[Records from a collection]

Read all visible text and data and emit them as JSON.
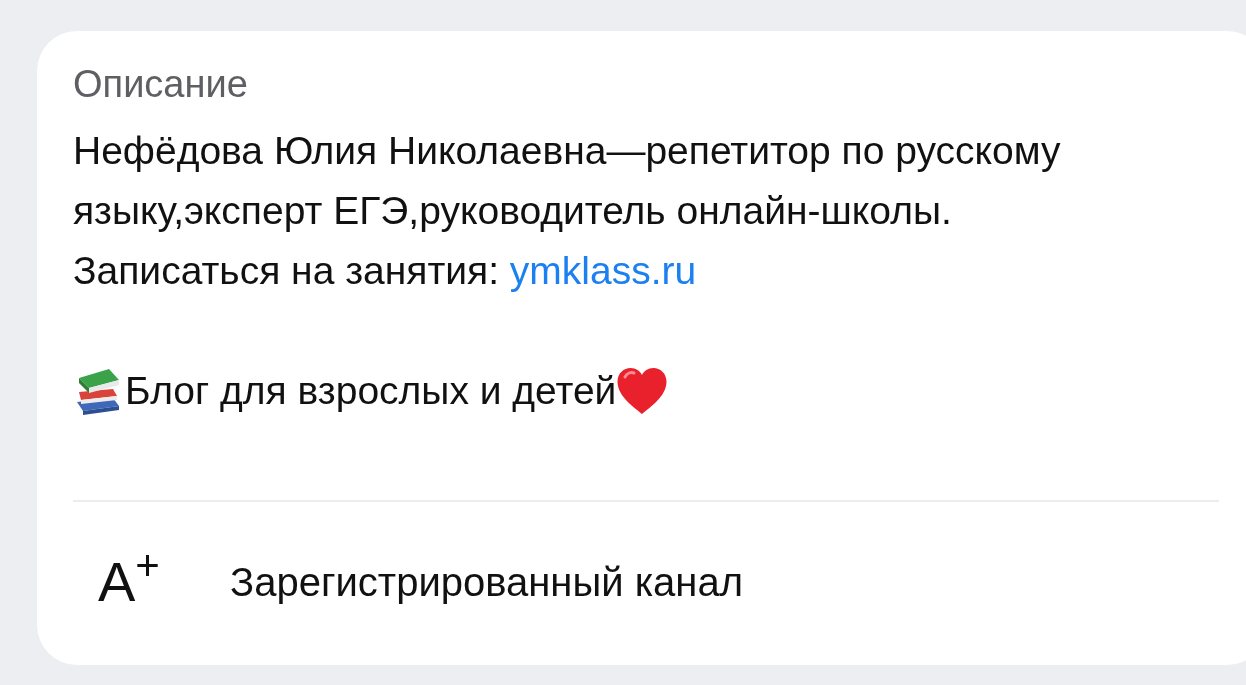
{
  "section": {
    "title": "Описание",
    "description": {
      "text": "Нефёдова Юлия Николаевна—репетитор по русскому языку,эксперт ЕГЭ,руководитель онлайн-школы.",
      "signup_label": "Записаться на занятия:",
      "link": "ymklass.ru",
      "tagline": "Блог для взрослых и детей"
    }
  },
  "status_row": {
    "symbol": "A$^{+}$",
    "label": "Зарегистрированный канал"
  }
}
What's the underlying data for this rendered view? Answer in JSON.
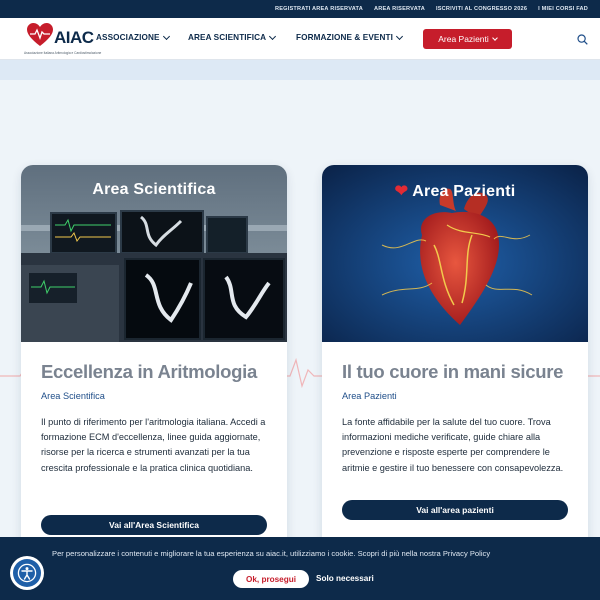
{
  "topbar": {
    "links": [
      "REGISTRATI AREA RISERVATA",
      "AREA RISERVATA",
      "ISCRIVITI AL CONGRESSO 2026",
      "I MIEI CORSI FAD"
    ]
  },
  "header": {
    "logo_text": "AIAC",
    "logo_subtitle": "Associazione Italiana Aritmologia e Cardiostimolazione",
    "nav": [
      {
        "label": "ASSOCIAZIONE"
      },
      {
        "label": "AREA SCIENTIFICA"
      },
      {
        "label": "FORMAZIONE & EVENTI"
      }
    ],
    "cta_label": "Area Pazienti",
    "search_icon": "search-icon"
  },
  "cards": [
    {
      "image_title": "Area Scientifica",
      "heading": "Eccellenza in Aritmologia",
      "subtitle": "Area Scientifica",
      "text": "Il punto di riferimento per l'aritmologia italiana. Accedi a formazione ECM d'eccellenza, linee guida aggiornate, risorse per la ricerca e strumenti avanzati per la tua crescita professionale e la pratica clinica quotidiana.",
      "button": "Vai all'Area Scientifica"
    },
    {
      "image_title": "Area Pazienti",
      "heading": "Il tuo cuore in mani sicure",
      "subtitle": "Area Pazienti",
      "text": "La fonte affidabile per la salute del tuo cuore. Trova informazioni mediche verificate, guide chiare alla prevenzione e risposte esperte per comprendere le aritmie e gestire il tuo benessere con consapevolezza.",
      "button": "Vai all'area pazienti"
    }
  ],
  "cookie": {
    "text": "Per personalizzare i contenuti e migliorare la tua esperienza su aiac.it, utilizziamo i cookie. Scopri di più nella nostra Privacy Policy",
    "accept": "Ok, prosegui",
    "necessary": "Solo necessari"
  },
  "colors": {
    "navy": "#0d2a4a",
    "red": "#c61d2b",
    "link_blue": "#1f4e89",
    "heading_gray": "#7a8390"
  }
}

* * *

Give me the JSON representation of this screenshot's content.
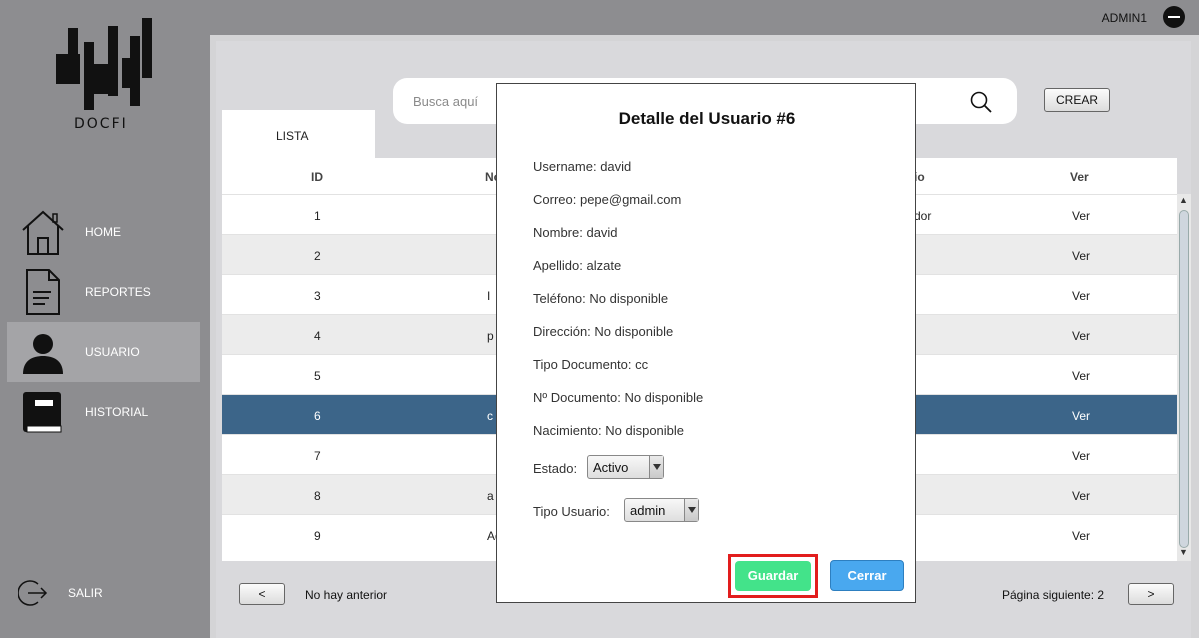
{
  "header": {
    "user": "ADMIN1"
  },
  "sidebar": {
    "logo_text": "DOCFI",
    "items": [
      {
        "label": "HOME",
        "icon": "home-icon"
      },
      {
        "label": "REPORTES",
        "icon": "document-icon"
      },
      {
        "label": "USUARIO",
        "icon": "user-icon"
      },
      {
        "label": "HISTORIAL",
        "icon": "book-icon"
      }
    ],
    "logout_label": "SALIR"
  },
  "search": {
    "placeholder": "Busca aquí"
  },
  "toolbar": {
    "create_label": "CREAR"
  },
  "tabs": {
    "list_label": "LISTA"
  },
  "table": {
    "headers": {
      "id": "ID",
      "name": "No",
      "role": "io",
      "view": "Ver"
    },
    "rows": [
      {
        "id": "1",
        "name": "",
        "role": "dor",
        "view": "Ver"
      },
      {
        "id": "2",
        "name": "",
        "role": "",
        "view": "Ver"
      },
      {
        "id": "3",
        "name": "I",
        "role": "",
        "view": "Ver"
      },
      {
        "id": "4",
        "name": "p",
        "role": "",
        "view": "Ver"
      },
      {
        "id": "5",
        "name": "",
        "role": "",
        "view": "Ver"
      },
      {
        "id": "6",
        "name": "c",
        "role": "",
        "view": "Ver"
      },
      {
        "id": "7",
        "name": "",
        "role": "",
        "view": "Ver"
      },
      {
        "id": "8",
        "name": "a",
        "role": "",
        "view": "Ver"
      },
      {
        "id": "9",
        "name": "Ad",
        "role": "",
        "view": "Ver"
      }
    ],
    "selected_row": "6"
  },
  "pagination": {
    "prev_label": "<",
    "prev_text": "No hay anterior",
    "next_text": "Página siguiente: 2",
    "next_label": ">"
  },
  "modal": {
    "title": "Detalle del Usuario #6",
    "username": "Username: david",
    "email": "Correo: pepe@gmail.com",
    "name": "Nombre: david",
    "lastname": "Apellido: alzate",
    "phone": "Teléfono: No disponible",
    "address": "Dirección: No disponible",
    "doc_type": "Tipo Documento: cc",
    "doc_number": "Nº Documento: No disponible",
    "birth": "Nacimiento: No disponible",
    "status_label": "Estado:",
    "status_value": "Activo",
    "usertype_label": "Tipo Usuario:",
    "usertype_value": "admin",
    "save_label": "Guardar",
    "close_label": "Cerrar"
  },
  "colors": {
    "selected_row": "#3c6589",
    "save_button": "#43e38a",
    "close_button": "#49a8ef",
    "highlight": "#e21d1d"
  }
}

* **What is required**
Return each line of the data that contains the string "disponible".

* **Answer section**
    "phone": "Teléfono: No disponible",
    "address": "Dirección: No disponible",
    "doc_number": "Nº Documento: No disponible",
    "birth": "Nacimiento: No disponible",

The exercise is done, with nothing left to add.